1. Do research prior to going to a new place
Proper trip planning will mitigate most of the issues because you already have an idea where you are going and what is to be expected. So, what is considered good research? It is important to know the duration of the climb and the difficulty level of the terrain. Is the trail well marked? Are there confusing diversions? What to expect, what to bring and who to call for help, etc. – everything should be a part of your research. Share my hikes is a good place to look for information by the way. If you can’t find these pieces of information and are not confident to venture on your own, go with someone who’s familiar with the trail.
2. Be aware of your surroundings
Getting lost usually occurs when we’re in the moment of having “too much fun” and become complacent while hiking. Take note of the major landmarks which you pass by, like a huge rock or a unique tree. Anything “unique” or “out of the normal”. When you come to a split road, take note of the direction which you have taken. Pay extra attention to “hidden trail diversion”, usually in the form of Y junction. For example, when hiking uphill, it seem like are hiking up on a single route, only to realise when returning that the route you came from is actually a Y fork junction. This can be especially tricky, and relies on being aware of your surrounding to avoid this, so pay attention to this.
3. Stay on the main trail
Most often people get lost because they wander off from the main trail. It may be tempting to take a shortcut, explore the unknown and try a different route. Know and be aware that venturing off the main trail greatly increases the possibility of getting lost. Be extra careful and observant when taking a side trail to attend to nature’s call.
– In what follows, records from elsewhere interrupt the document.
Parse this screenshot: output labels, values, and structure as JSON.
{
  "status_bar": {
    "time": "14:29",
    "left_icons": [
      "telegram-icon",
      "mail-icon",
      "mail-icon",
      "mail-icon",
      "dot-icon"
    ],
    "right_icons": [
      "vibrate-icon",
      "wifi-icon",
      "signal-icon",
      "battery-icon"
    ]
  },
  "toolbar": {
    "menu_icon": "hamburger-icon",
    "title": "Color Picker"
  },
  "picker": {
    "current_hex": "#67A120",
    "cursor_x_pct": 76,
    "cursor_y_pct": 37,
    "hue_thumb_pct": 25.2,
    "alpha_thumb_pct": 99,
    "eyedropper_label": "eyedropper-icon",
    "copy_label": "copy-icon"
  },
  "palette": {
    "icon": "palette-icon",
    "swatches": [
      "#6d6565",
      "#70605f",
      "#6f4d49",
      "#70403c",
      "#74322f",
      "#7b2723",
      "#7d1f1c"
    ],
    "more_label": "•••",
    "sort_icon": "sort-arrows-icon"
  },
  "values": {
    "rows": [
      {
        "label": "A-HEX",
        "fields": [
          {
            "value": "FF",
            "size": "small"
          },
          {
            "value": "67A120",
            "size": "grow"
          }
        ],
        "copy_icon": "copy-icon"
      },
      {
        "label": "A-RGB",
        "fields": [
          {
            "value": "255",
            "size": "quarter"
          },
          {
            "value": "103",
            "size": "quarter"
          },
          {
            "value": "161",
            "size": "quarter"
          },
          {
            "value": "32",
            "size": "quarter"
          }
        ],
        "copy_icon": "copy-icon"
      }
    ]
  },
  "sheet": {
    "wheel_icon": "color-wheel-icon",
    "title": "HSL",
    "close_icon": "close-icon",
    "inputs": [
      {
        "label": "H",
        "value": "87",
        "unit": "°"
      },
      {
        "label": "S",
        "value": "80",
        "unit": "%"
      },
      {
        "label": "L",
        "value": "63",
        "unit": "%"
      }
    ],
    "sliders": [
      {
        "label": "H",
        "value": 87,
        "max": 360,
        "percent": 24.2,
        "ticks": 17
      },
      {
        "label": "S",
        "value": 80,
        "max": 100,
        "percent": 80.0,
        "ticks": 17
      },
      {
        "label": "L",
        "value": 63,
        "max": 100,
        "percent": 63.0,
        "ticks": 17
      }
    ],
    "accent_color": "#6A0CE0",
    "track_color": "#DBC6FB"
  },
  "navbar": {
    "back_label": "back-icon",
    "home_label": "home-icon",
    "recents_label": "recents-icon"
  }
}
The urge of relieving yourself may make you forget to stay observant and you will soon find yourself alone and not exactly sure how to go back.
4. Use a GPS tracker
Use a GPS tracker and actually know to use one (download a handphone-based application, e.g. Geo Tracker and bring spare battery).
A GPS tracker records and marks the route you have taken so you can back track the same route. Whatever device/application you are using, test the accuracy and learn how to use it prior to your trip. Technology is good, but it can fail; wonky GPS signal, dead battery or faulty phone, anything can put you off. A GPS tracker is good to serve as a backup reference in time of need, but do not rely solely on technology, as technology can fail. Continuing to be observant while hiking is the prudent approach.
5. Use alternative marking to mark your way the moment you feel not confident.
Collect small branches, twigs and whatever you can find naturally to bundle them up and use them as your unique trail markers to help mark your way out. I have also seen places where they drop small pieces of paper along the trail to mark the way. Although paper is bio-degradable, it is still good to pick the paper up on your way out as it can be pretty unsightly if everyone starts doing this.
Being prepared decreases your chances of getting lost and lets you enjoy your trip.